• **Website and app data records**:
++++

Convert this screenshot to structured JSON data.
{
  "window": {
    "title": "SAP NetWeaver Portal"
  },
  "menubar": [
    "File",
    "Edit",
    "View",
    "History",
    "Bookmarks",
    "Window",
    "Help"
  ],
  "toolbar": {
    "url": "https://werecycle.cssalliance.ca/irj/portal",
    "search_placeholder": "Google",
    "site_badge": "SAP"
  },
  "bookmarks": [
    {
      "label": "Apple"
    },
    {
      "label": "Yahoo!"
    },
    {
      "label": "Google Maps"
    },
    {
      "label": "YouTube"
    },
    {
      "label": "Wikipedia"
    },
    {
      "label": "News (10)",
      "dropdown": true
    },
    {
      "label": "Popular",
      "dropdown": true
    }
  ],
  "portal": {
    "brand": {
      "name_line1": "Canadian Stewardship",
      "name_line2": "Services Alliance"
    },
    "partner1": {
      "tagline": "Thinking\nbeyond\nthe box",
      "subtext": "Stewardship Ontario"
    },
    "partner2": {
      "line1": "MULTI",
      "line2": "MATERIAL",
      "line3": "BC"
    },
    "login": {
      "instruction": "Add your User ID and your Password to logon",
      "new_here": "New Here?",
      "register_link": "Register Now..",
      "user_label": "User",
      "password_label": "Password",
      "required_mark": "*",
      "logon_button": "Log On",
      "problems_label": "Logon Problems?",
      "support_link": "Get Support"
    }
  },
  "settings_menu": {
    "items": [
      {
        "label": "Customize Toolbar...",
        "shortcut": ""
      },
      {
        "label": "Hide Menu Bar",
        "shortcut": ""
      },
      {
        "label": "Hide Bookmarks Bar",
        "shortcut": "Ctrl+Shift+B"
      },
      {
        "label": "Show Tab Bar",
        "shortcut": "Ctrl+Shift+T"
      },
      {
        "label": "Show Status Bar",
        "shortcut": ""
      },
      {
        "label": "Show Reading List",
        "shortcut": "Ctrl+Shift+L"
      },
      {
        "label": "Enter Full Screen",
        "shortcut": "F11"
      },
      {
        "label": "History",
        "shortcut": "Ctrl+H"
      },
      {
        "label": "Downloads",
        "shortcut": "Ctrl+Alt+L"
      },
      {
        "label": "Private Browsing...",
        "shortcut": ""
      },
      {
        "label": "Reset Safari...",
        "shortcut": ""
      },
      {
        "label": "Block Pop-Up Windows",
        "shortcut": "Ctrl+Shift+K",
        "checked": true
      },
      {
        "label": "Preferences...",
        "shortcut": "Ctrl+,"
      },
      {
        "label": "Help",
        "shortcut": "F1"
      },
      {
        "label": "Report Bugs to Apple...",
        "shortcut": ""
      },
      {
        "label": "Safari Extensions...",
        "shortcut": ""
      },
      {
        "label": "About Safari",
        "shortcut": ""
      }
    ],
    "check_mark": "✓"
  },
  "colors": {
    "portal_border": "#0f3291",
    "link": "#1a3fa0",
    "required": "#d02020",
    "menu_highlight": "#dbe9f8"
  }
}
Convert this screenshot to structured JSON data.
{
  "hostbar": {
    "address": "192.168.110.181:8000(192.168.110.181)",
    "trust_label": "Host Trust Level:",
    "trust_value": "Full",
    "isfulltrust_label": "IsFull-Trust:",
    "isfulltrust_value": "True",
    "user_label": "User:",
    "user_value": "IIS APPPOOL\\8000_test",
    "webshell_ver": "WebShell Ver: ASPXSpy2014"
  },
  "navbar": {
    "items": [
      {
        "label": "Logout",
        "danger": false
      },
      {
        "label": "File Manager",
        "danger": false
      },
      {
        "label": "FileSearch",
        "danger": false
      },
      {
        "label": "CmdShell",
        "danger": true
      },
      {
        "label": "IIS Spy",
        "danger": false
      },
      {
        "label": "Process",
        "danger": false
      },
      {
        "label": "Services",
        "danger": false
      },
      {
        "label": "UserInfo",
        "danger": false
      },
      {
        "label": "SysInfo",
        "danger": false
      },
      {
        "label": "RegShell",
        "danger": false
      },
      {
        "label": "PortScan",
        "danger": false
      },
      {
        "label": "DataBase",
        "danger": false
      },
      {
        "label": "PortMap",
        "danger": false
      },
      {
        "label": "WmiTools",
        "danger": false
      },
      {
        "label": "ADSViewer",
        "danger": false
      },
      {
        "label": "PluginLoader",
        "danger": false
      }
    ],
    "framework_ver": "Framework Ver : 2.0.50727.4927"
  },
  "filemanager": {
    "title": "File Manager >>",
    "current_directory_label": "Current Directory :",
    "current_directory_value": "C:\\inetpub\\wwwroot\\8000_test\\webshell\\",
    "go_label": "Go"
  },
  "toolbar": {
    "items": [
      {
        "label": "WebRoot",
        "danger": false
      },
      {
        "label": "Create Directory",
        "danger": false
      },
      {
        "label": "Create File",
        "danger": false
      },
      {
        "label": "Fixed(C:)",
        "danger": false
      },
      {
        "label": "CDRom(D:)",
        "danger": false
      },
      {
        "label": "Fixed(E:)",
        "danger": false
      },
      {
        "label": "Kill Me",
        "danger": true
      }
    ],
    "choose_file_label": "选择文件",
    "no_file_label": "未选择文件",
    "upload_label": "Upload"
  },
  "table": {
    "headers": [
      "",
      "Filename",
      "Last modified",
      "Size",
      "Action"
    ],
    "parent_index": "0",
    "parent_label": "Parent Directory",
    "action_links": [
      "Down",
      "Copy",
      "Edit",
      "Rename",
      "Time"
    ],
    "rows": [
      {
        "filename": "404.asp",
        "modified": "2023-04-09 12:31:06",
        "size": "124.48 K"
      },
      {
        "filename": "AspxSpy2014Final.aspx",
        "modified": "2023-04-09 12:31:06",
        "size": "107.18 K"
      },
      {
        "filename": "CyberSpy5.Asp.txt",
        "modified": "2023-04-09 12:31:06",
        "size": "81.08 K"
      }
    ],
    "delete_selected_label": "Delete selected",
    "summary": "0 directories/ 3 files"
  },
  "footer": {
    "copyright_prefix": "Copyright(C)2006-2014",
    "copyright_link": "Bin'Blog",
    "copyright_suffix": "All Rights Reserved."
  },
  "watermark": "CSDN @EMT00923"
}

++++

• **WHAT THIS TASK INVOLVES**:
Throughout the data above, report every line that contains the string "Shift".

• **ANSWER FOR THIS EXERCISE**:
        "shortcut": "Ctrl+Shift+B"
        "shortcut": "Ctrl+Shift+T"
        "shortcut": "Ctrl+Shift+L"
        "shortcut": "Ctrl+Shift+K",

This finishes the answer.